What if you could get a lot of the benefits of exercise, without moving a muscle? A class of naturally occurring proteins called Sestrins might be able to mimic such metabolic effects, a new study suggests, although so far the results have only been observed in mice and fruit flies.

An instant exercise pill for humans is still some way off then – don't give up your gym membership just yet – but the new findings could further research into helping the physically impaired and injured keep their bodies in healthy shape.

During experiments, a team led by researchers from the University of Michigan found that suppressing Sestrins in flies and mice had a negative impact on how effective their exercise was; but by increasing Sestrin levels, the test subjects got some of the benefits of exercise without actually doing any.

"Sestrin upregulation mimics both molecular and physiological effects of exercise, suggesting that it could be a major effector of exercise metabolism," write the researchers in their published paper.

The team started with Drosophila flies, fashioning a makeshift insect treadmill in the lab. They compared the running and flying of flies (bred to lack the ability to make Sestrin) against flies bred to overexpress the proteins, and also looked at a normal group of flies.

This normal control group of flies showed improved endurance and better flying ability after three weeks of training – but the same improvements weren't seen in the flies that had their Sestrin production inhibited.

In the flies with Sestrin overexpression, the researchers observed their capabilities went beyond the control group, even when they weren't doing any exercise.

The effects seem to go beyond endurance too: another experiment on mice showed that animals without Sestrin didn't get the same boost in aerobic capacity, respiration, and fat burning usually associated with exercise.

In a related study on mice, produced in collaboration with some of the same researchers, the overexpression of Sestrin was shown to also help combat muscle atrophy – so Sestrin treatments could potentially be used to protect broken limbs inside casts, for example.
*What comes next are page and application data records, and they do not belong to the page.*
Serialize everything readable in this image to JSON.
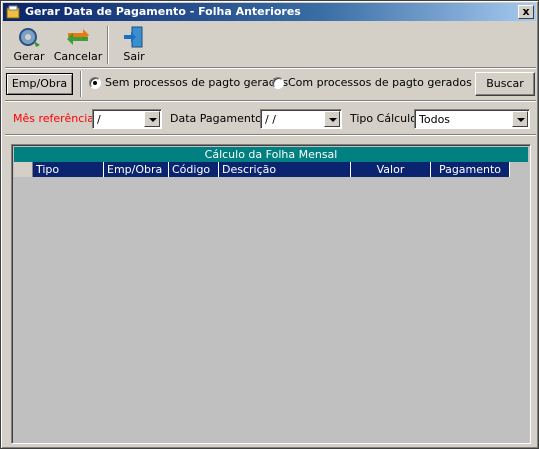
{
  "window": {
    "title": "Gerar Data de Pagamento - Folha Anteriores",
    "close_label": "x"
  },
  "toolbar": {
    "gerar_label": "Gerar",
    "cancelar_label": "Cancelar",
    "sair_label": "Sair"
  },
  "filters": {
    "emp_obra_button": "Emp/Obra",
    "radio_sem": "Sem processos de pagto gerados",
    "radio_com": "Com processos de pagto gerados",
    "radio_selected": "sem",
    "buscar_button": "Buscar",
    "mes_referencia_label": "Mês referência:",
    "mes_referencia_value": "/",
    "data_pagamento_label": "Data Pagamento:",
    "data_pagamento_value": "/  /",
    "tipo_calculo_label": "Tipo Cálculo:",
    "tipo_calculo_value": "Todos"
  },
  "grid": {
    "band_title": "Cálculo da Folha Mensal",
    "columns": [
      "Tipo",
      "Emp/Obra",
      "Código",
      "Descrição",
      "Valor",
      "Pagamento"
    ],
    "rows": []
  },
  "colors": {
    "title_gradient_start": "#0a246a",
    "band_teal": "#008080",
    "header_navy": "#0a2470",
    "mes_label_red": "#ff0000"
  },
  "icons": {
    "app": "folder-calendar-icon",
    "gerar": "gear-refresh-icon",
    "cancelar": "swap-arrows-icon",
    "sair": "exit-door-icon"
  }
}
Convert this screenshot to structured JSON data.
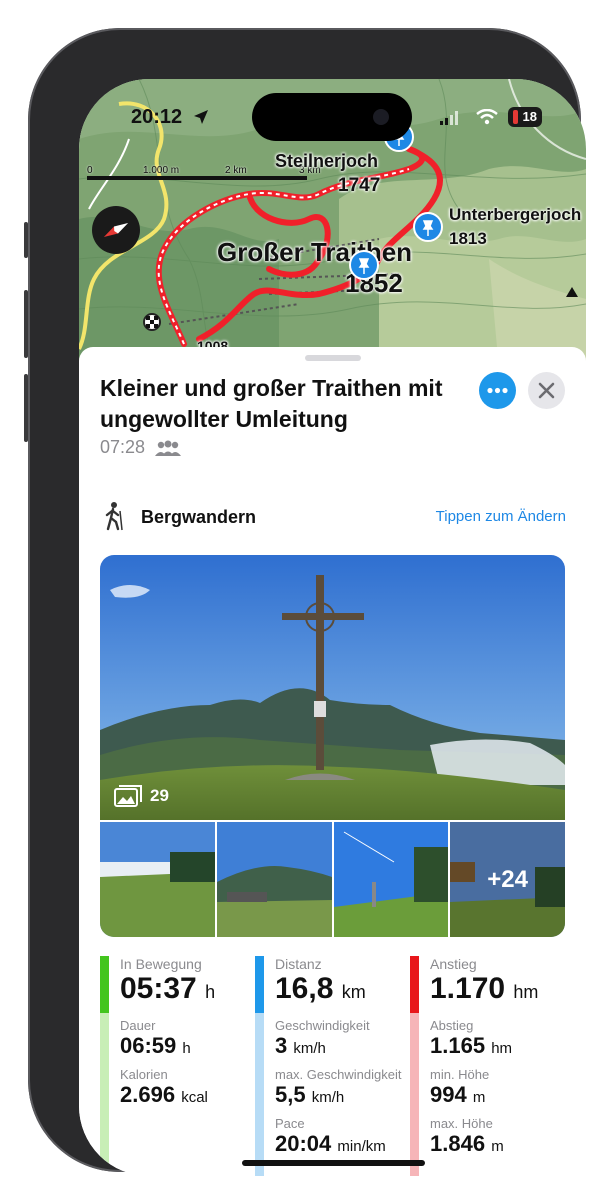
{
  "status": {
    "time": "20:12",
    "battery": "18"
  },
  "map": {
    "scale": [
      "0",
      "1.000 m",
      "2 km",
      "3 km"
    ],
    "labels": {
      "steilnerjoch": "Steilnerjoch",
      "steilnerjoch_alt": "1747",
      "unterbergerjoch": "Unterbergerjoch",
      "unterbergerjoch_alt": "1813",
      "grosser_traithen": "Großer Traithen",
      "grosser_traithen_alt": "1852",
      "bottom_alt": "1008"
    }
  },
  "sheet": {
    "title": "Kleiner und großer Traithen mit ungewollter Umleitung",
    "duration": "07:28",
    "activity": "Bergwandern",
    "change_link": "Tippen zum Ändern",
    "photo_count": "29",
    "more_photos": "+24"
  },
  "stats": {
    "col1": {
      "moving_label": "In Bewegung",
      "moving_value": "05:37",
      "moving_unit": "h",
      "dauer_label": "Dauer",
      "dauer_value": "06:59",
      "dauer_unit": "h",
      "kal_label": "Kalorien",
      "kal_value": "2.696",
      "kal_unit": "kcal"
    },
    "col2": {
      "dist_label": "Distanz",
      "dist_value": "16,8",
      "dist_unit": "km",
      "speed_label": "Geschwindigkeit",
      "speed_value": "3",
      "speed_unit": "km/h",
      "maxspeed_label": "max. Geschwindigkeit",
      "maxspeed_value": "5,5",
      "maxspeed_unit": "km/h",
      "pace_label": "Pace",
      "pace_value": "20:04",
      "pace_unit": "min/km"
    },
    "col3": {
      "asc_label": "Anstieg",
      "asc_value": "1.170",
      "asc_unit": "hm",
      "desc_label": "Abstieg",
      "desc_value": "1.165",
      "desc_unit": "hm",
      "min_label": "min. Höhe",
      "min_value": "994",
      "min_unit": "m",
      "max_label": "max. Höhe",
      "max_value": "1.846",
      "max_unit": "m"
    }
  },
  "colors": {
    "green": "#43c51e",
    "green_light": "#c8eeb6",
    "blue": "#1e98ea",
    "blue_light": "#b7dcf6",
    "red": "#e8171b",
    "red_light": "#f6b5b8",
    "route": "#f0202a"
  },
  "icons": [
    "location-arrow-icon",
    "signal-icon",
    "wifi-icon",
    "battery-icon",
    "compass-icon",
    "pin-icon",
    "finish-flag-icon",
    "more-icon",
    "close-icon",
    "hiker-icon",
    "group-icon",
    "gallery-icon"
  ]
}
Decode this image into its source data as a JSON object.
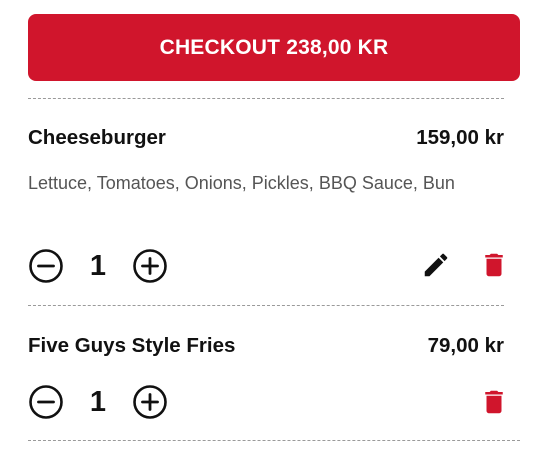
{
  "checkout": {
    "label": "CHECKOUT 238,00 KR"
  },
  "cart": {
    "items": [
      {
        "name": "Cheeseburger",
        "price": "159,00 kr",
        "description": "Lettuce, Tomatoes, Onions, Pickles, BBQ Sauce, Bun",
        "quantity": "1",
        "actions": [
          "edit-icon",
          "delete-icon"
        ]
      },
      {
        "name": "Five Guys Style Fries",
        "price": "79,00 kr",
        "quantity": "1",
        "actions": [
          "delete-icon"
        ]
      }
    ]
  },
  "colors": {
    "accent": "#d0152c",
    "text": "#111111",
    "muted": "#555555",
    "divider": "#9a9a9a"
  },
  "icons": {
    "decrease": "minus-circle-icon",
    "increase": "plus-circle-icon",
    "edit": "pencil-icon",
    "delete": "trash-icon"
  }
}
These findings could also be helpful in care for the elderly, the researchers point out, enabling older people who aren't as mobile as they used to be to still get some of the same benefits as they would from hitting the gym twice a week.

Of course, there's no evidence yet that any of these effects can be replicated in humans, though it has been well established that our muscles produce more Sestrin during exercise, so there is enough here to warrant future research.

It's also encouraging that the same effects were noted in both flies and mice during the study, making it perhaps more likely that the muscles of other animals – including humans possibly – might work the same way too. If so, more research will be needed to find out for sure.

"We propose that Sestrin can coordinate these biological activities by turning on or off different metabolic pathways," says physiologist Jun Hee Lee from the University of Michigan.

"This kind of combined effect is important for producing exercise's effects."

The research has been published in Nature Communications.